Compare any two graphics cards:
GeForce GTX 460 1GB vs Radeon HD 5770
IntroThe GeForce GTX 460 1GB makes use of a 40 nm design. nVidia has clocked the core frequency at 675 MHz. The GDDR5 RAM is set to run at a frequency of 900 MHz on this particular model. It features 336 SPUs as well as 56 TAUs and 32 Rasterization Operator Units.
Compare all that to the Radeon HD 5770, which features clock speeds of 850 MHz on the GPU, and 1200 MHz on the 1024 MB of GDDR5 RAM. It features 800(160x5) SPUs along with 40 TAUs and 16 Rasterization Operator Units.
Battlefield Bad Company 2
Mass Effect 2
Supreme Commander 2
GeForce GTX 460 1GB wins
(Based entirely on the benchmarks listed above)
When combining all game benchmark scores on this page together, the GeForce GTX 460 1GB wins overall, by 56 FPS. Please note that we do not have the results of every benchmark ever done for these cards, so the results may differ wildly in different games.
Power Usage and Theoretical Benchmarks
Power Consumption (Max TDP)
The GeForce GTX 460 1GB, in theory, should be a lot faster than the Radeon HD 5770 in general. (explain)
Texel RateThe GeForce GTX 460 1GB should be a bit (more or less 11%) faster with regards to texture filtering than the Radeon HD 5770. (explain)
Pixel RateIf running with high levels of AA is important to you, then the GeForce GTX 460 1GB is the winner, by a large margin. (explain)
Please note that the above 'benchmarks' are all just theoretical - the results were calculated based on the card's specifications, and real-world performance may (and probably will) vary at least a bit.
Please note that the price comparisons are based on search keywords - sometimes it might show cards with very similar names that are not exactly the same as the one chosen in the comparison. We do try to filter out the wrong results as best we can, though.
Memory Bandwidth: Bandwidth is the maximum amount of data (in units of MB per second) that can be transferred past the external memory interface in one second. It is calculated by multiplying the bus width by the speed of its memory. In the case of DDR type RAM, it must be multiplied by 2 once again. If it uses DDR5, multiply by 4 instead. The higher the bandwidth is, the better the card will be in general. It especially helps with anti-aliasing, HDR and higher screen resolutions.
Texel Rate: Texel rate is the maximum amount of texture map elements (texels) that are processed in one second. This number is calculated by multiplying the total amount of texture units by the core speed of the chip. The higher the texel rate, the better the graphics card will be at texture filtering (anisotropic filtering - AF). It is measured in millions of texels processed in a second.
Pixel Rate: Pixel rate is the maximum number of pixels that the graphics card could possibly record to its local memory in a second - measured in millions of pixels per second.

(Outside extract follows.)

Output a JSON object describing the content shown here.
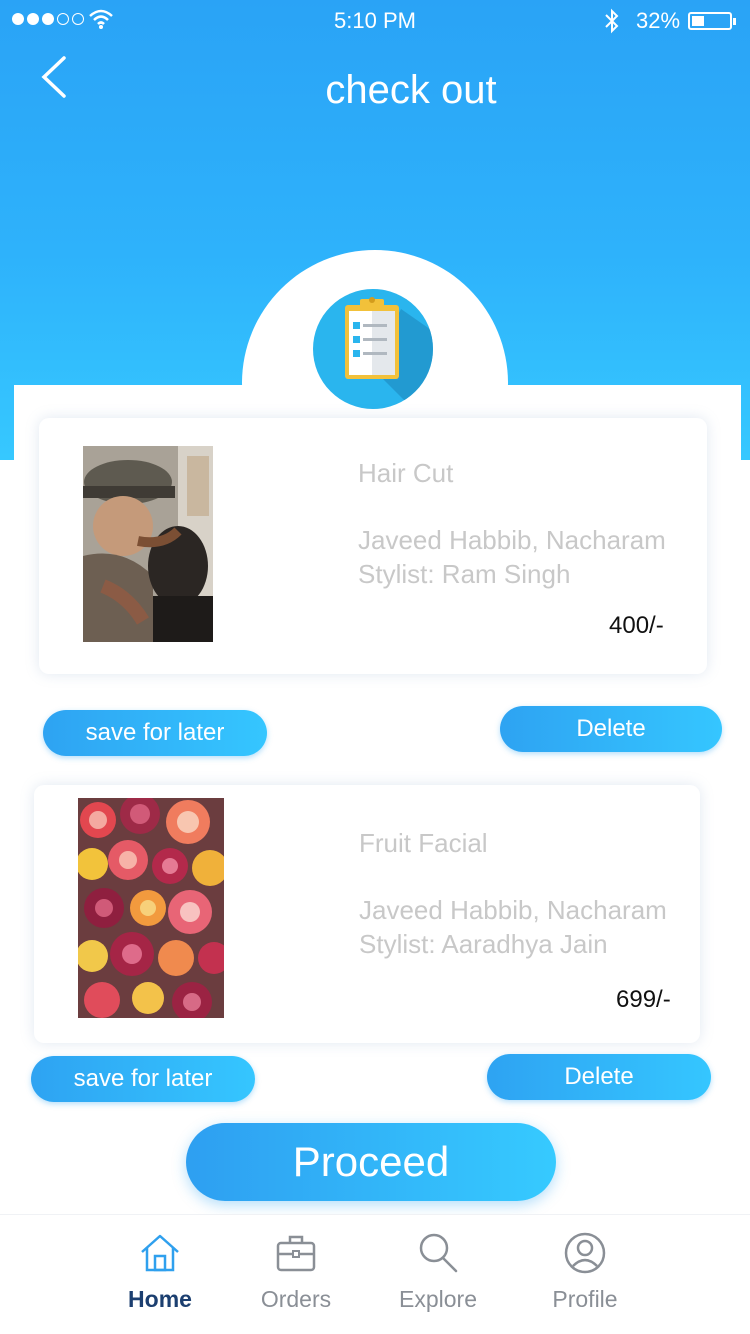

The figure is calculated by multiplying the number of Raster Operations Pipelines by the clock speed of the card. ROPs (Raster Operations Pipelines - also called Render Output Units) are responsible for outputting the pixels (image) to the screen. The actual pixel rate is also dependant on quite a few other factors, especially the memory bandwidth - the lower the bandwidth is, the lower the potential to reach the max fill rate.